▸ Exercise brief: Could you write out all of the data again, word for word?

────────────────────────────────────────

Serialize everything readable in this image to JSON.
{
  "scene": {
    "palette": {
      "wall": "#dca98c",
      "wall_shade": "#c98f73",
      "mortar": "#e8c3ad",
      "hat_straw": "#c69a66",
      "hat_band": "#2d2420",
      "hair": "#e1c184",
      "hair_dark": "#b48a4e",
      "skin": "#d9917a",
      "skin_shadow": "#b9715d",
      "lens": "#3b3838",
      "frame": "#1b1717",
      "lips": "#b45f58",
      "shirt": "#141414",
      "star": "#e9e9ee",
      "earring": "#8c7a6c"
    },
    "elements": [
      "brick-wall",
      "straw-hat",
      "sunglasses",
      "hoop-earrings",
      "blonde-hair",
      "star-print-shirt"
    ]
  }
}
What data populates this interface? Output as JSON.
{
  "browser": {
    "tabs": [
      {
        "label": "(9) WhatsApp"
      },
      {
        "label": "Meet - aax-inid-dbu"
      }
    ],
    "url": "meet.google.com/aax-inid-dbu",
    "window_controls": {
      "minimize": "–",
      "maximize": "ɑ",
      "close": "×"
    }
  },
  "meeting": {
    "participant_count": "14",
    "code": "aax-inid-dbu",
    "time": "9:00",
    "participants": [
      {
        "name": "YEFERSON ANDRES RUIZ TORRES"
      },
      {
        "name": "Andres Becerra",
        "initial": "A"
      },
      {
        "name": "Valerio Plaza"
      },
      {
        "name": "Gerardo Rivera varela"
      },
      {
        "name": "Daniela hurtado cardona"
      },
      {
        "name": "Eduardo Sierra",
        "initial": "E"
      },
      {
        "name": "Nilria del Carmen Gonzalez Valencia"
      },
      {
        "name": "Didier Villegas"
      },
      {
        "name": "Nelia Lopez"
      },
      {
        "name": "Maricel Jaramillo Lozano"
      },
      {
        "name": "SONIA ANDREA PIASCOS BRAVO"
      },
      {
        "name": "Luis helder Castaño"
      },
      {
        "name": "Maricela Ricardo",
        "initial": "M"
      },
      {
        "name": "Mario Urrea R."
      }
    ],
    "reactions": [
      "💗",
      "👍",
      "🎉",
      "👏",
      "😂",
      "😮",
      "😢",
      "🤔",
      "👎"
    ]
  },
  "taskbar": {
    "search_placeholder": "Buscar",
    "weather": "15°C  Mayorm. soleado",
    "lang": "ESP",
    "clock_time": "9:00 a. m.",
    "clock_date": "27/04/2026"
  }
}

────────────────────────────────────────

▸ Answer box:
Serialize everything readable in this image to JSON.
{
  "scene": {
    "palette": {
      "wall": "#dca98c",
      "wall_shade": "#c98f73",
      "mortar": "#e8c3ad",
      "hat_straw": "#c69a66",
      "hat_band": "#2d2420",
      "hair": "#e1c184",
      "hair_dark": "#b48a4e",
      "skin": "#d9917a",
      "skin_shadow": "#b9715d",
      "lens": "#3b3838",
      "frame": "#1b1717",
      "lips": "#b45f58",
      "shirt": "#141414",
      "star": "#e9e9ee",
      "earring": "#8c7a6c"
    },
    "elements": [
      "brick-wall",
      "straw-hat",
      "sunglasses",
      "hoop-earrings",
      "blonde-hair",
      "star-print-shirt"
    ]
  }
}
What data populates this interface? Output as JSON.
{
  "browser": {
    "tabs": [
      {
        "label": "(9) WhatsApp"
      },
      {
        "label": "Meet - aax-inid-dbu"
      }
    ],
    "url": "meet.google.com/aax-inid-dbu",
    "window_controls": {
      "minimize": "–",
      "maximize": "ɑ",
      "close": "×"
    }
  },
  "meeting": {
    "participant_count": "14",
    "code": "aax-inid-dbu",
    "time": "9:00",
    "participants": [
      {
        "name": "YEFERSON ANDRES RUIZ TORRES"
      },
      {
        "name": "Andres Becerra",
        "initial": "A"
      },
      {
        "name": "Valerio Plaza"
      },
      {
        "name": "Gerardo Rivera varela"
      },
      {
        "name": "Daniela hurtado cardona"
      },
      {
        "name": "Eduardo Sierra",
        "initial": "E"
      },
      {
        "name": "Nilria del Carmen Gonzalez Valencia"
      },
      {
        "name": "Didier Villegas"
      },
      {
        "name": "Nelia Lopez"
      },
      {
        "name": "Maricel Jaramillo Lozano"
      },
      {
        "name": "SONIA ANDREA PIASCOS BRAVO"
      },
      {
        "name": "Luis helder Castaño"
      },
      {
        "name": "Maricela Ricardo",
        "initial": "M"
      },
      {
        "name": "Mario Urrea R."
      }
    ],
    "reactions": [
      "💗",
      "👍",
      "🎉",
      "👏",
      "😂",
      "😮",
      "😢",
      "🤔",
      "👎"
    ]
  },
  "taskbar": {
    "search_placeholder": "Buscar",
    "weather": "15°C  Mayorm. soleado",
    "lang": "ESP",
    "clock_time": "9:00 a. m.",
    "clock_date": "27/04/2026"
  }
}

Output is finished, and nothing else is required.